(Element data from apps and pages)

**********

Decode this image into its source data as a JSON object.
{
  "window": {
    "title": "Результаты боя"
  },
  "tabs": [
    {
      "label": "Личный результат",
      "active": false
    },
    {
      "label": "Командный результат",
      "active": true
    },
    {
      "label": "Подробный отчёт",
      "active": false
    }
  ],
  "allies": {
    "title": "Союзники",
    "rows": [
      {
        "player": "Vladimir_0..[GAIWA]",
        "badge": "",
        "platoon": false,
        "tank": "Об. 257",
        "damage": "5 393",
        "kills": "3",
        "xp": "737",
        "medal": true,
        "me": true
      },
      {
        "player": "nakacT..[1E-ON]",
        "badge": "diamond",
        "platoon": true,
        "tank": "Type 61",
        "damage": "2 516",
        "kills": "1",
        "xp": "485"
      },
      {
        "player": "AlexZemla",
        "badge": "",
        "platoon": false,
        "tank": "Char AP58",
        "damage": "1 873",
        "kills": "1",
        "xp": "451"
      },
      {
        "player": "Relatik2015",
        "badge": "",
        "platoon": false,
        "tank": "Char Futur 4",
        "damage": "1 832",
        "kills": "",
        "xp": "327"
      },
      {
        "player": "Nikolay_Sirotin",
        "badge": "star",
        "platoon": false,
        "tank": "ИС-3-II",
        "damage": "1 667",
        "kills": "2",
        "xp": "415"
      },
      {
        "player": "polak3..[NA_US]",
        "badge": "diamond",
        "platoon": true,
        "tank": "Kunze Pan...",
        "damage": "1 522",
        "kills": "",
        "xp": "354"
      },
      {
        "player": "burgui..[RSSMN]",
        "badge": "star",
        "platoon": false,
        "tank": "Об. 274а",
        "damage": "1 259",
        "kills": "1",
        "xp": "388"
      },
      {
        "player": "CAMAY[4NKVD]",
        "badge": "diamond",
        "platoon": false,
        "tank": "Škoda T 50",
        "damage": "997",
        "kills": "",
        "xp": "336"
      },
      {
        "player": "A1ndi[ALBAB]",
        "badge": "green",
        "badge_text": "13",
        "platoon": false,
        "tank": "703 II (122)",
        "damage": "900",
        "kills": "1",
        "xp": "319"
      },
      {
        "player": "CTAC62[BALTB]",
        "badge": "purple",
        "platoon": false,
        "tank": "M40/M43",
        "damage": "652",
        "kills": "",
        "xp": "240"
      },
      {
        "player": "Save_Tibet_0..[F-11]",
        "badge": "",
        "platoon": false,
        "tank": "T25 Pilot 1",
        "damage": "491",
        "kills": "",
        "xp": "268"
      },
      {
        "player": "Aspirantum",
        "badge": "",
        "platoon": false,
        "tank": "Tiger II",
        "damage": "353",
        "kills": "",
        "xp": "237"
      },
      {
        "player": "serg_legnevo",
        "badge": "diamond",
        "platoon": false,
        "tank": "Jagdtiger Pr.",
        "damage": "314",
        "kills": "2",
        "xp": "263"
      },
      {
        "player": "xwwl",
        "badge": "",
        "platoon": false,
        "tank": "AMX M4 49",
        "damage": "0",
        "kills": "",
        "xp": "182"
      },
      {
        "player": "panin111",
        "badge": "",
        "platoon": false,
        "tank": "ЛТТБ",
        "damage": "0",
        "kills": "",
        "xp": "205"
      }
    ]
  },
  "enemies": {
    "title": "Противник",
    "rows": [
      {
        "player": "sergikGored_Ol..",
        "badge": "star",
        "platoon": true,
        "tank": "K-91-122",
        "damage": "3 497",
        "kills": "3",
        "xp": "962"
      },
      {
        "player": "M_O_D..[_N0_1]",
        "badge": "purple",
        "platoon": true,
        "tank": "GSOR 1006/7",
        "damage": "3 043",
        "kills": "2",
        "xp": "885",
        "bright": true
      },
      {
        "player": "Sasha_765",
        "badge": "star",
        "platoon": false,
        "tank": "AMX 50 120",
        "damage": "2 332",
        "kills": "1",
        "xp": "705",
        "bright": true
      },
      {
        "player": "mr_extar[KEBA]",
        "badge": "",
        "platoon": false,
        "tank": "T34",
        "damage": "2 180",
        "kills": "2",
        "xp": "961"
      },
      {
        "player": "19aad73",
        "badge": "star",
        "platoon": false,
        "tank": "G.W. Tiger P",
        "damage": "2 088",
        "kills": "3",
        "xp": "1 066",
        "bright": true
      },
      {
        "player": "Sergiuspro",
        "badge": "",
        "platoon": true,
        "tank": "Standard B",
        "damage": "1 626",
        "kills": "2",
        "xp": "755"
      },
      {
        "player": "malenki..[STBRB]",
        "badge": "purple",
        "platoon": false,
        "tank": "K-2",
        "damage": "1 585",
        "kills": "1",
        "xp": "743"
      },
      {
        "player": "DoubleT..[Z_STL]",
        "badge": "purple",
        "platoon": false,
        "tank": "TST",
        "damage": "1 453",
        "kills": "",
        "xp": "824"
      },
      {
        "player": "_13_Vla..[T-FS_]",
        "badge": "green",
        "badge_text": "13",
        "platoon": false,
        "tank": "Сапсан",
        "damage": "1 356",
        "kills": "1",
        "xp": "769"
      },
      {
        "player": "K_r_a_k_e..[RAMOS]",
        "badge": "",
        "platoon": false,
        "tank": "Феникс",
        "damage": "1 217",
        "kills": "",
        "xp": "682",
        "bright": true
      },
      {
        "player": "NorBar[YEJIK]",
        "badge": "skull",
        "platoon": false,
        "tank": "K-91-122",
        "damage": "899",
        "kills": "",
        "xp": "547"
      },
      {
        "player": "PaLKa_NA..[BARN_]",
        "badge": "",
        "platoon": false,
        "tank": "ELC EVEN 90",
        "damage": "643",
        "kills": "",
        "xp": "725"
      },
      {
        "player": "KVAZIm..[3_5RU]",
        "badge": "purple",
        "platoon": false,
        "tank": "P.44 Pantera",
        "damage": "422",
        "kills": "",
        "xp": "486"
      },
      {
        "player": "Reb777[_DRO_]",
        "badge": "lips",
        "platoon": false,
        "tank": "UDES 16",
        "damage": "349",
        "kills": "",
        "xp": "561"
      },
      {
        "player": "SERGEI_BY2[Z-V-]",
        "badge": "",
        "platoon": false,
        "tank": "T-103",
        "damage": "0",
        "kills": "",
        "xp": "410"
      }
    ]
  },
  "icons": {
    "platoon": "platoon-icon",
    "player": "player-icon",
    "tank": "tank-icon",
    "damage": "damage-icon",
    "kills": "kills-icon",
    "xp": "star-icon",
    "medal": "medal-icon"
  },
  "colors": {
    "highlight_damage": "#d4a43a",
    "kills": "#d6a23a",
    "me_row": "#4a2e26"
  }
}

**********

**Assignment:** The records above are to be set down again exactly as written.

**Answer section:**
Decode this image into its source data as a JSON object.
{
  "window": {
    "title": "Результаты боя"
  },
  "tabs": [
    {
      "label": "Личный результат",
      "active": false
    },
    {
      "label": "Командный результат",
      "active": true
    },
    {
      "label": "Подробный отчёт",
      "active": false
    }
  ],
  "allies": {
    "title": "Союзники",
    "rows": [
      {
        "player": "Vladimir_0..[GAIWA]",
        "badge": "",
        "platoon": false,
        "tank": "Об. 257",
        "damage": "5 393",
        "kills": "3",
        "xp": "737",
        "medal": true,
        "me": true
      },
      {
        "player": "nakacT..[1E-ON]",
        "badge": "diamond",
        "platoon": true,
        "tank": "Type 61",
        "damage": "2 516",
        "kills": "1",
        "xp": "485"
      },
      {
        "player": "AlexZemla",
        "badge": "",
        "platoon": false,
        "tank": "Char AP58",
        "damage": "1 873",
        "kills": "1",
        "xp": "451"
      },
      {
        "player": "Relatik2015",
        "badge": "",
        "platoon": false,
        "tank": "Char Futur 4",
        "damage": "1 832",
        "kills": "",
        "xp": "327"
      },
      {
        "player": "Nikolay_Sirotin",
        "badge": "star",
        "platoon": false,
        "tank": "ИС-3-II",
        "damage": "1 667",
        "kills": "2",
        "xp": "415"
      },
      {
        "player": "polak3..[NA_US]",
        "badge": "diamond",
        "platoon": true,
        "tank": "Kunze Pan...",
        "damage": "1 522",
        "kills": "",
        "xp": "354"
      },
      {
        "player": "burgui..[RSSMN]",
        "badge": "star",
        "platoon": false,
        "tank": "Об. 274а",
        "damage": "1 259",
        "kills": "1",
        "xp": "388"
      },
      {
        "player": "CAMAY[4NKVD]",
        "badge": "diamond",
        "platoon": false,
        "tank": "Škoda T 50",
        "damage": "997",
        "kills": "",
        "xp": "336"
      },
      {
        "player": "A1ndi[ALBAB]",
        "badge": "green",
        "badge_text": "13",
        "platoon": false,
        "tank": "703 II (122)",
        "damage": "900",
        "kills": "1",
        "xp": "319"
      },
      {
        "player": "CTAC62[BALTB]",
        "badge": "purple",
        "platoon": false,
        "tank": "M40/M43",
        "damage": "652",
        "kills": "",
        "xp": "240"
      },
      {
        "player": "Save_Tibet_0..[F-11]",
        "badge": "",
        "platoon": false,
        "tank": "T25 Pilot 1",
        "damage": "491",
        "kills": "",
        "xp": "268"
      },
      {
        "player": "Aspirantum",
        "badge": "",
        "platoon": false,
        "tank": "Tiger II",
        "damage": "353",
        "kills": "",
        "xp": "237"
      },
      {
        "player": "serg_legnevo",
        "badge": "diamond",
        "platoon": false,
        "tank": "Jagdtiger Pr.",
        "damage": "314",
        "kills": "2",
        "xp": "263"
      },
      {
        "player": "xwwl",
        "badge": "",
        "platoon": false,
        "tank": "AMX M4 49",
        "damage": "0",
        "kills": "",
        "xp": "182"
      },
      {
        "player": "panin111",
        "badge": "",
        "platoon": false,
        "tank": "ЛТТБ",
        "damage": "0",
        "kills": "",
        "xp": "205"
      }
    ]
  },
  "enemies": {
    "title": "Противник",
    "rows": [
      {
        "player": "sergikGored_Ol..",
        "badge": "star",
        "platoon": true,
        "tank": "K-91-122",
        "damage": "3 497",
        "kills": "3",
        "xp": "962"
      },
      {
        "player": "M_O_D..[_N0_1]",
        "badge": "purple",
        "platoon": true,
        "tank": "GSOR 1006/7",
        "damage": "3 043",
        "kills": "2",
        "xp": "885",
        "bright": true
      },
      {
        "player": "Sasha_765",
        "badge": "star",
        "platoon": false,
        "tank": "AMX 50 120",
        "damage": "2 332",
        "kills": "1",
        "xp": "705",
        "bright": true
      },
      {
        "player": "mr_extar[KEBA]",
        "badge": "",
        "platoon": false,
        "tank": "T34",
        "damage": "2 180",
        "kills": "2",
        "xp": "961"
      },
      {
        "player": "19aad73",
        "badge": "star",
        "platoon": false,
        "tank": "G.W. Tiger P",
        "damage": "2 088",
        "kills": "3",
        "xp": "1 066",
        "bright": true
      },
      {
        "player": "Sergiuspro",
        "badge": "",
        "platoon": true,
        "tank": "Standard B",
        "damage": "1 626",
        "kills": "2",
        "xp": "755"
      },
      {
        "player": "malenki..[STBRB]",
        "badge": "purple",
        "platoon": false,
        "tank": "K-2",
        "damage": "1 585",
        "kills": "1",
        "xp": "743"
      },
      {
        "player": "DoubleT..[Z_STL]",
        "badge": "purple",
        "platoon": false,
        "tank": "TST",
        "damage": "1 453",
        "kills": "",
        "xp": "824"
      },
      {
        "player": "_13_Vla..[T-FS_]",
        "badge": "green",
        "badge_text": "13",
        "platoon": false,
        "tank": "Сапсан",
        "damage": "1 356",
        "kills": "1",
        "xp": "769"
      },
      {
        "player": "K_r_a_k_e..[RAMOS]",
        "badge": "",
        "platoon": false,
        "tank": "Феникс",
        "damage": "1 217",
        "kills": "",
        "xp": "682",
        "bright": true
      },
      {
        "player": "NorBar[YEJIK]",
        "badge": "skull",
        "platoon": false,
        "tank": "K-91-122",
        "damage": "899",
        "kills": "",
        "xp": "547"
      },
      {
        "player": "PaLKa_NA..[BARN_]",
        "badge": "",
        "platoon": false,
        "tank": "ELC EVEN 90",
        "damage": "643",
        "kills": "",
        "xp": "725"
      },
      {
        "player": "KVAZIm..[3_5RU]",
        "badge": "purple",
        "platoon": false,
        "tank": "P.44 Pantera",
        "damage": "422",
        "kills": "",
        "xp": "486"
      },
      {
        "player": "Reb777[_DRO_]",
        "badge": "lips",
        "platoon": false,
        "tank": "UDES 16",
        "damage": "349",
        "kills": "",
        "xp": "561"
      },
      {
        "player": "SERGEI_BY2[Z-V-]",
        "badge": "",
        "platoon": false,
        "tank": "T-103",
        "damage": "0",
        "kills": "",
        "xp": "410"
      }
    ]
  },
  "icons": {
    "platoon": "platoon-icon",
    "player": "player-icon",
    "tank": "tank-icon",
    "damage": "damage-icon",
    "kills": "kills-icon",
    "xp": "star-icon",
    "medal": "medal-icon"
  },
  "colors": {
    "highlight_damage": "#d4a43a",
    "kills": "#d6a23a",
    "me_row": "#4a2e26"
  }
}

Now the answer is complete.